You’ve probably all heard of Dilbar. She is, after all, the world’s biggest yacht! Dilbar was built by Lurssen in Bremen, Germany. As a feat of engineering, she is absolutely unbelievable. Just check out these stats:
1. Dilbar has a displacement tonnage of 1230: equal to around 186 Elephants.
Your average African Bush Elephant weighs just over 6000kg. There are (more or less) 907 kg in one US ton.
So, if we know that an elephant weighs 6.62 tons- we can also conclude that Dilbar is truly as heavy as a sh*t load of Elephants. 🐘
Incredible shot of Dilbar with Madame Gu in the foreground. She features an interior by Winch Design and an exterior by @espen.oeino. Madame Gu features both an exterior and interior by Winch Design . . . Dilbar delivered at @luerssenyachts Madame Gu delivered at @feadship . . . Photography by @yvangrubski . . . #winchdesign #wd #wdyachts #wdexteriors #wdinteriors . . . #Dilbar #madamegu #luerssen #feadship #yacht #yachts #yachtlifestyle #superyacht #megayacht #yachtdesign #luxuryyacht #yachting #yachtexterior #yachtinterior #interiordesign #interiors #luxuryinteriors #luxurytravel #luxurylifestyle #billionairelifestyle #billionairetoys
2. She has a collossal amount of cabling onboard…
…1,100 km worth to be exact; which is longer than the drive from the very North to southern-most point of France (a mere 962km). For a yacht 156m long and 23m wide, that’s seriously impressive.
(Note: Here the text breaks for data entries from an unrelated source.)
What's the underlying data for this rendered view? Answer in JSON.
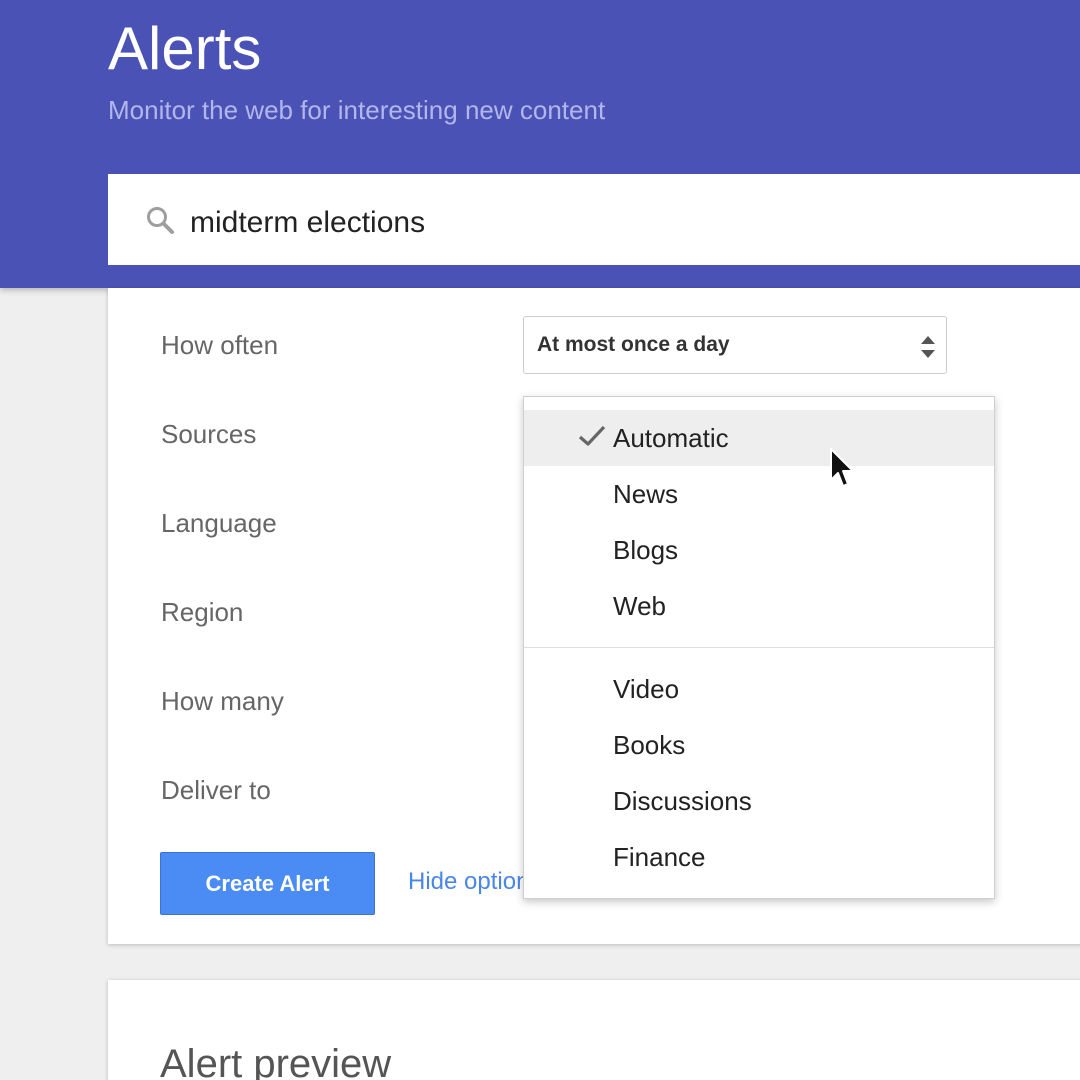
{
  "header": {
    "title": "Alerts",
    "subtitle": "Monitor the web for interesting new content",
    "background_color": "#4a52b5"
  },
  "search": {
    "icon": "search-icon",
    "value": "midterm elections"
  },
  "options": {
    "labels": [
      "How often",
      "Sources",
      "Language",
      "Region",
      "How many",
      "Deliver to"
    ],
    "how_often": {
      "selected": "At most once a day",
      "icon": "up-down-arrows-icon"
    },
    "create_button_label": "Create Alert",
    "hide_options_label": "Hide options",
    "button_color": "#4b8bf4",
    "link_color": "#4a86e8"
  },
  "sources_menu": {
    "selected": "Automatic",
    "check_icon": "checkmark-icon",
    "group_primary": [
      "Automatic",
      "News",
      "Blogs",
      "Web"
    ],
    "group_secondary": [
      "Video",
      "Books",
      "Discussions",
      "Finance"
    ]
  },
  "preview": {
    "title": "Alert preview"
  },
  "cursor": "arrow-cursor-icon"
}
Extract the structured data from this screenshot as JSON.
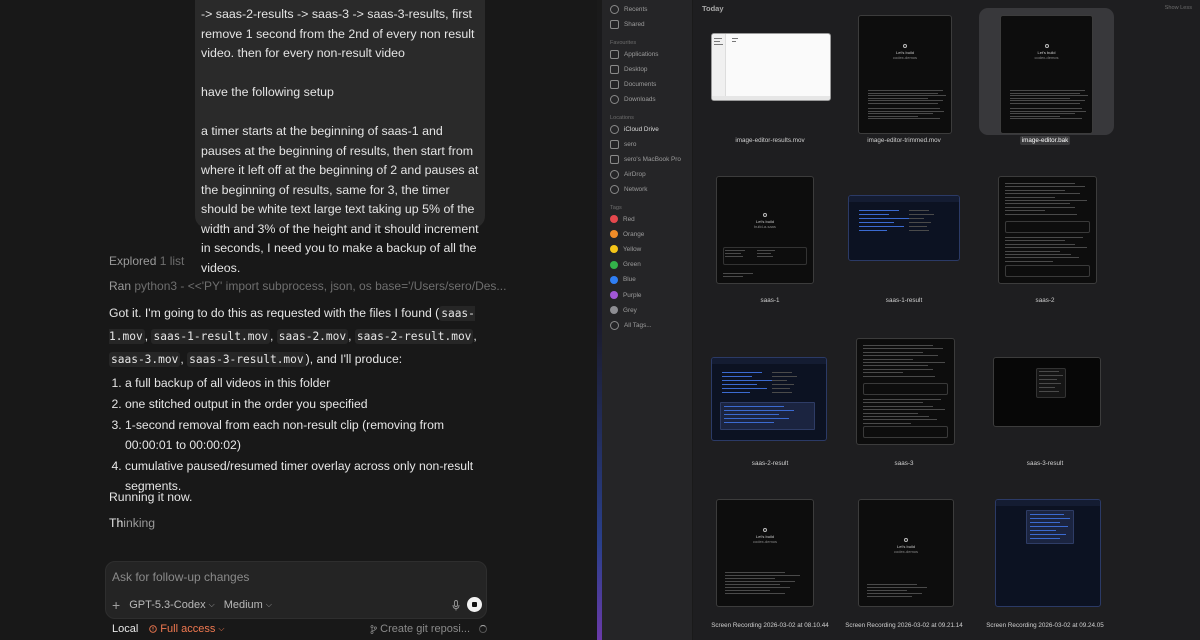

Ooh-la-la! 🇫🇷
3. Owner and Guest living space onboard is spread over 3,800 square metres, or 104 London apartments.
According to the Guardian newspaper the average London flat covers 46 square metres- meaning Dilbar is much, much larger than your flat (and your friend’s flats, and their parents flats, and their neighbours flats, all rolled into one).🏢🏢🏢🏢
4. Lurssen say she only took 52 months to build.
To put this into perspective, it took around 100,000 slaves over 20 years to build the Great Pyramid: a stone structure of average height with no diesel engines or advanced audio-visual system.
In front of MY Dilbar – 4th largest mega yacht. While parked in Antibes. #frenchriviera #dilbar #dilbaryacht #yachtdilbar #yacht #yachts #yachting #yachtlife #cotedazurnow #frenchrivierawatertoys @luerssenyachts #luerssenyachts #crew #deantonioyachts #france #antibes #yachting #megayacht #superyacht #luxury #beautiful #amazing #photooftheday #sunday #sea #ocean #port #crazy #cool #fun
5. Reportedly, you could actually fit the owner’s previous boat ONA inside Dilbar with space to spare.
This one doesn’t need much more explaining. The owner is Russian though, so it could be that he’s playing some sort of yacht-version of matryoshka dolls… 🇷🇺
6. There’s a 25 metre swimming pool onboard, which is the largest superyacht pool in existence.
Dilbar has a beam (width) of 23m and a draft (depth below the water) of 6m, so this pool is relatively massive! Our sources tell us that the pool is around 6m across and around 2m deep, falling to 1m at the shallow end. Therefore we can perform a variable depth calculation to find the volume- which results in an estimated requirement of 225,000 liters of water to fill the Dilbar swimming pool.
Now, a typical Shell or BP Oil Truck can hold 11,000L (see where I’m going here…?). You would need 21 Oil Trucks filled with water just to fill the Dilbar swimming pool.
What’s even more incredible is that, due to the pesky free-surface effect, this pool probably has to be drained every time the boat is moved in order to maintain stability. The watermakers onboard would have to work at an incredible speed and efficiency to get this filled in time for the owner to take a dip once the anchor is dropped!
7. Dilbar requires a crew of around 100 people to keep her running to the high standard expected of her.
You definitely wouldn’t know all of your colleagues for quite some time if you were new onboard…
The average human (never mind a hardworking yacht crew member) consumes 2kg of food a day. This means that the Dilbar chefs cook a whopping 73,000 kg worth of crew meals a year to keep their hungry colleagues ship shape and ready for work.
(Featured Image credit: DrDuu)